Why might Google Glasses disappoint more than excite?
Google recently introduced the world to Project Glass, a new experiment which involves the development of the company’s own branded eyeglasses. The project was announced on the social networking site Google+ and shortly thereafter, explained in more detail via a YouTube video. Despite being an experimental concept that is still under wraps in the lab, Project Glass has generated tons of hype and intrigue from the public. But is it really all it’s cracked up to be?
The Appeal of Google Glasses
Perhaps the best way to describe the newly introduced Google Glasses is as a concept that bundles all the functionality of a computer or smartphone into a pair of specs. From what is currently known, the device will be able to perform tasks such as pull up maps for directions, make phone calls, and even host video-based chat sessions. Google Glasses looks to have a number of potentially useful applications, especially for individuals who are handicapped or otherwise disabled.
Cause for Concern
While Google Glasses are no doubt a part of an exciting concept, there is no guarantee that they will be a big hit with users. Actually, the chances of them being a disappointment are just as good as them being a success at this point. Check out some of the potential drawbacks that have been identified thus far:
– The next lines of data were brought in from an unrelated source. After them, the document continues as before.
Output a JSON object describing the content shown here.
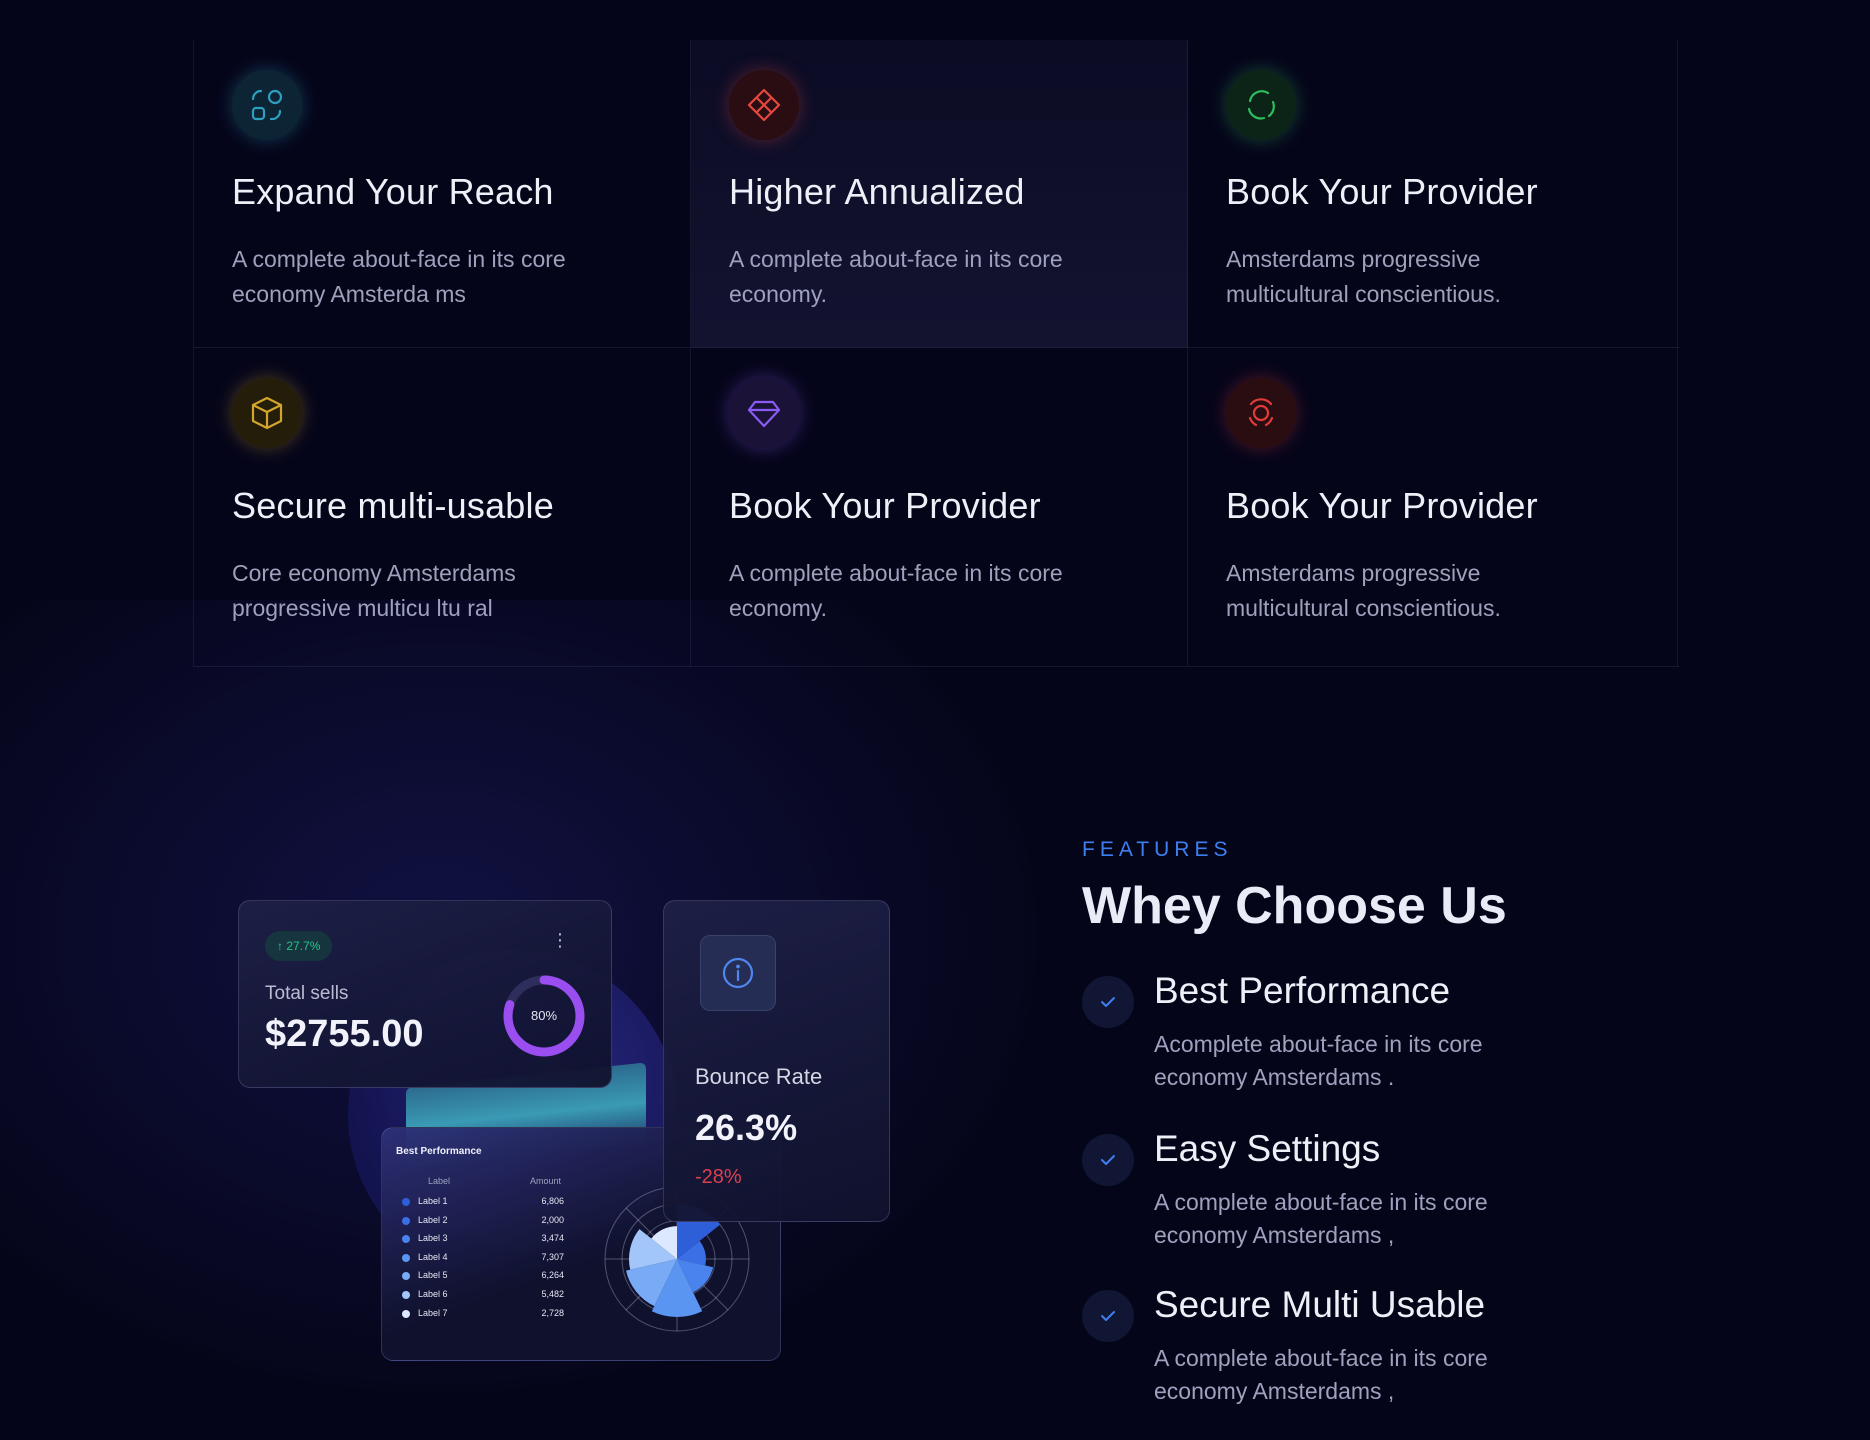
{
  "grid": {
    "cells": [
      {
        "title": "Expand Your Reach",
        "text": "A complete about-face in its core economy Amsterda ms",
        "icon": "shapes-icon",
        "color": "#2f9fc1"
      },
      {
        "title": "Higher Annualized",
        "text": "A complete about-face in its core economy.",
        "icon": "diamond-grid-icon",
        "color": "#e5483e"
      },
      {
        "title": "Book Your Provider",
        "text": "Amsterdams progressive multicultural conscientious.",
        "icon": "circle-arrows-icon",
        "color": "#2dbd5c"
      },
      {
        "title": "Secure multi-usable",
        "text": "Core economy Amsterdams progressive multicu ltu ral",
        "icon": "cube-icon",
        "color": "#d3a52a"
      },
      {
        "title": "Book Your Provider",
        "text": "A complete about-face in its core economy.",
        "icon": "gem-icon",
        "color": "#8a5cf5"
      },
      {
        "title": "Book Your Provider",
        "text": "Amsterdams progressive multicultural conscientious.",
        "icon": "lifebuoy-icon",
        "color": "#e03c3c"
      }
    ]
  },
  "dashboard": {
    "sells": {
      "badge": "↑ 27.7%",
      "label": "Total sells",
      "value": "$2755.00",
      "progress_label": "80%",
      "progress": 0.8
    },
    "bounce": {
      "label": "Bounce Rate",
      "value": "26.3%",
      "change": "-28%"
    },
    "performance": {
      "title": "Best Performance",
      "col_label": "Label",
      "col_amount": "Amount",
      "rows": [
        {
          "label": "Label 1",
          "amount": "6,806",
          "color": "#2e5fd8"
        },
        {
          "label": "Label 2",
          "amount": "2,000",
          "color": "#3a6fe6"
        },
        {
          "label": "Label 3",
          "amount": "3,474",
          "color": "#4a82ee"
        },
        {
          "label": "Label 4",
          "amount": "7,307",
          "color": "#5b95f2"
        },
        {
          "label": "Label 5",
          "amount": "6,264",
          "color": "#78aaf5"
        },
        {
          "label": "Label 6",
          "amount": "5,482",
          "color": "#a3c6fa"
        },
        {
          "label": "Label 7",
          "amount": "2,728",
          "color": "#dbe8ff"
        }
      ]
    }
  },
  "features": {
    "eyebrow": "FEATURES",
    "heading": "Whey Choose Us",
    "items": [
      {
        "title": "Best Performance",
        "text": "Acomplete about-face in its core economy Amsterdams ."
      },
      {
        "title": "Easy Settings",
        "text": "A complete about-face in its core economy Amsterdams ,"
      },
      {
        "title": "Secure Multi Usable",
        "text": "A complete about-face in its core economy Amsterdams ,"
      }
    ]
  },
  "colors": {
    "accent": "#3e7ff0",
    "background": "#05051a",
    "negative": "#d9414f",
    "positive": "#28c48b",
    "donut": "#9b4ef0"
  }
}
Durability (lack thereof) – From what we have seen, Google Glasses look pretty trendy and futuristic, but they don’t look very durable at all. They actually look as if they can be damaged with relative ease so users would have to be extra cautious when handling them.
Privacy – One of the biggest conversations regarding Project Glass has been the resulting privacy implications. Privacy buffs are already concerned that these innovative specs could cross boundaries and prove too invasive, particularly from a targeted advertising perspective. With Google seemingly always at the center of privacy dilemma, this concern is warranted.
Adoption – As we said, the Google Glasses certainly look like they can be useful in certain situations, but slow user adoption may be the factor that prevents this thing from taking off. For one, significant modifications may need to be made in order to accommodate people with prescription eyeglasses. Then there is the aspect of the glasses presenting everything at such close range, which could be an advantage in a sense, but really is impractical in everyday scenarios.
Vision Into the Future
Google Glasses may sound like a farfetched idea today, but so did smartphones and tablets at one time. But whatever the finished product delivers, it could be years before we can actually get our hands on it. Experts have warned that no one should expect Project Glass to come to life any time soon. For Google’s sake, hopefully it can be faster on the draw than competitors who reportedly already have rival technologies in the works.